● TASK DESCRIPTION: Show, from the records below, all lines that contain the word "text".

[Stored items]

+-------+

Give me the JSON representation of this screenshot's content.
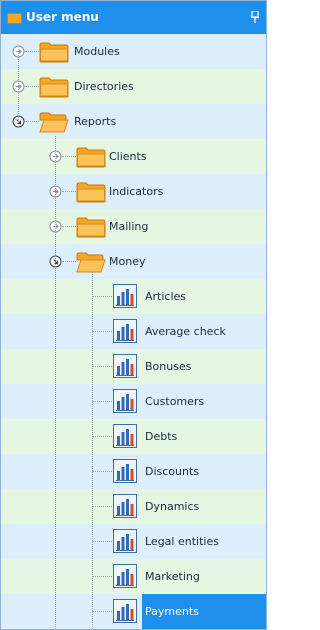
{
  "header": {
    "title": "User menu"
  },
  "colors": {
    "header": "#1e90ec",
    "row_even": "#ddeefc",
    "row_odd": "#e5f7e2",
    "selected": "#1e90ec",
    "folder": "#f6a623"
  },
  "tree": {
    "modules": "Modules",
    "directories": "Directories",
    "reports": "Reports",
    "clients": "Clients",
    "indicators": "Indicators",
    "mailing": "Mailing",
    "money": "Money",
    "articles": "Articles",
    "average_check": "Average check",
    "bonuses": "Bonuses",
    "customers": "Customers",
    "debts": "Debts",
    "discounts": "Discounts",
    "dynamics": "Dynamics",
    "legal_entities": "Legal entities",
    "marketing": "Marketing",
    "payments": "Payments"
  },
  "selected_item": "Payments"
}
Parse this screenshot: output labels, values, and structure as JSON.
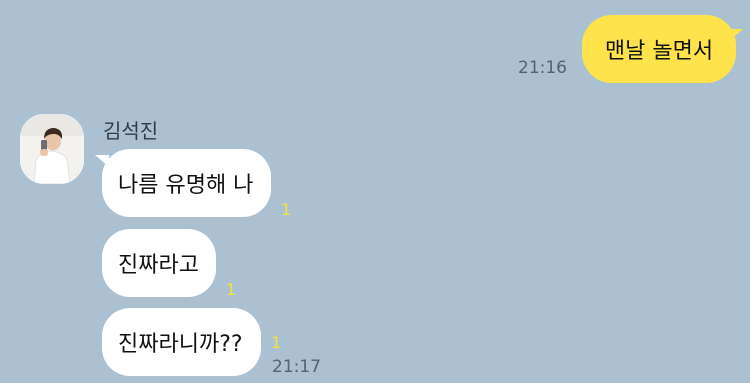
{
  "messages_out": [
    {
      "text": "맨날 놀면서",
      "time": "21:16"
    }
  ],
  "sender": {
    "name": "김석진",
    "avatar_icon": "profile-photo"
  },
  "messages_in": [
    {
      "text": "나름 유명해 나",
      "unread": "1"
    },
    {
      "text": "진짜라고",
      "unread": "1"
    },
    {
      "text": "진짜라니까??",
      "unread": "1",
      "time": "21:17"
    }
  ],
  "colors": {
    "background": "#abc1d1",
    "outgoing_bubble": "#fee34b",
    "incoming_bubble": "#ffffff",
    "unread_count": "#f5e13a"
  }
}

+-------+

● FINAL ANSWER:
      "text": "맨날 놀면서",
      "text": "나름 유명해 나",
      "text": "진짜라고",
      "text": "진짜라니까??",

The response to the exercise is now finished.